A MUSIC festival that aims to create an ‘‘Alice in Wonderland experience’’ in the Hunter Valley hills has met strong resistance from residents.
The festival, which is seeking Cessnock City Council approval, is planned on a May weekend on land at Cedars Mount View resort.
Residents are concerned about losing their peace and quiet, but organisers say the festival will boost tourism and culture.
Mount View resident Judy Howard said it was the wrong area for such an event.
‘‘We have a winding mountain road, which is gravel and not very wide,’’ Mrs Howard said.
‘‘Why would the council allow this extra traffic on our road, when they cannot upkeep it for their ratepayers.’’
The festival planned to attract 1500 people, with about 500 vehicles expected from Sydney, along with trucks, 27 portable toilets and 20 showers, the organisers said.
Co-organiser Matt Weir said it was ‘‘not a local bush rave’’.
‘‘We’re going through the process of it being a cultural event,’’ Mr Weir said.
Live music would be played on three stages.
Alcohol, actors performing, gourmet food and wine, arts and craft and yoga were part of the plan.
The festival, to be called the SASH Sleepout, aimed to ‘‘provide an Alice in Wonderland experience filled with colour, excitement and tranquillity’’ and ‘‘a visual feast filled with strange and wonderful obscurities’’.
Music would go until 3am, but the loudest stage would cease operating at midnight.
Resident Melinda Stokes said the event ‘‘compromises the values of the majority of residents’’.
‘‘Residents of this part of Mount View are typically young families and elderly people,’’ Mrs Stokes said.
‘‘Noise pollution will undoubtedly be a problem for residents, pets, livestock and native fauna, in what is otherwise a tranquil environment.’’

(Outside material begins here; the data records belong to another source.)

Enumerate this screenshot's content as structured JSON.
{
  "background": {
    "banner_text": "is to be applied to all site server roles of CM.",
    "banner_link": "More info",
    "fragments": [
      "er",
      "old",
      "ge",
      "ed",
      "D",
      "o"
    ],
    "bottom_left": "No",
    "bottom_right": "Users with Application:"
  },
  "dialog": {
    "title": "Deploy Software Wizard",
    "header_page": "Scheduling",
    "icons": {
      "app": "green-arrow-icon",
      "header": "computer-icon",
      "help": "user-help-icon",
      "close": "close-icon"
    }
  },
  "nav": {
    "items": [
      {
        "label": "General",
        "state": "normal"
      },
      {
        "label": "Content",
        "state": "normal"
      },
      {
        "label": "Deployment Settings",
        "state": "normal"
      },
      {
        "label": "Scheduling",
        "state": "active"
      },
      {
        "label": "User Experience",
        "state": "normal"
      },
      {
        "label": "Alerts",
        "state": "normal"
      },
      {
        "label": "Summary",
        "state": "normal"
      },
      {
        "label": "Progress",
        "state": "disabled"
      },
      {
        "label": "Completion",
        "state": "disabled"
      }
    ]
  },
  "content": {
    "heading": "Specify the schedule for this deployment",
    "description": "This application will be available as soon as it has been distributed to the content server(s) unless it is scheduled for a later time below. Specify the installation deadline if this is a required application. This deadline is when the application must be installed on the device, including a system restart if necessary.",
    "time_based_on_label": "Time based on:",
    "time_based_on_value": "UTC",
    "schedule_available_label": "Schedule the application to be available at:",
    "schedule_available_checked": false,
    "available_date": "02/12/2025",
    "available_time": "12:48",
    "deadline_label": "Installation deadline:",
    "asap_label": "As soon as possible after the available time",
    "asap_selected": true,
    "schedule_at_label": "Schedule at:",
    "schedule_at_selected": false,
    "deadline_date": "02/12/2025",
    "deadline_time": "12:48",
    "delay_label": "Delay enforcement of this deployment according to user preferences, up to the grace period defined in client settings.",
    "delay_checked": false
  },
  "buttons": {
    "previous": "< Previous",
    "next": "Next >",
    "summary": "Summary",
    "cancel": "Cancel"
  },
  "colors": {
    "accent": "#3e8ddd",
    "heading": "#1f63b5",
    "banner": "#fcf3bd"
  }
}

Residents were concerned about loss of sleep and control of troublemakers and gatecrashers.
Mr Weir said about 20 security guards would be hired.
‘‘Our marketing is not going anywhere near the Hunter Valley – we run a regular event in Sydney with an excellent crowd,’’ Mr Weir said.
‘‘They’re the people we’re targeting.’’
Mr Weir said artists would come from overseas.
‘‘They will see the Hunter is a beautiful region and likely pass that on to friends back home and come back themselves,’’ he said.
It was planned to become an annual event.
Cedars manager Bree Lewis said the event would ‘‘bring together a niche market of like-minded individuals who will enjoy music, drink local wines and experience the outdoors’’.
‘‘We do not believe one small event in a year will adversely affect the area or the environment,’’ Ms Lewis said.
Tickets had not been sold, as organisers were awaiting a decision from councillors who will consider the matter on Wednesday.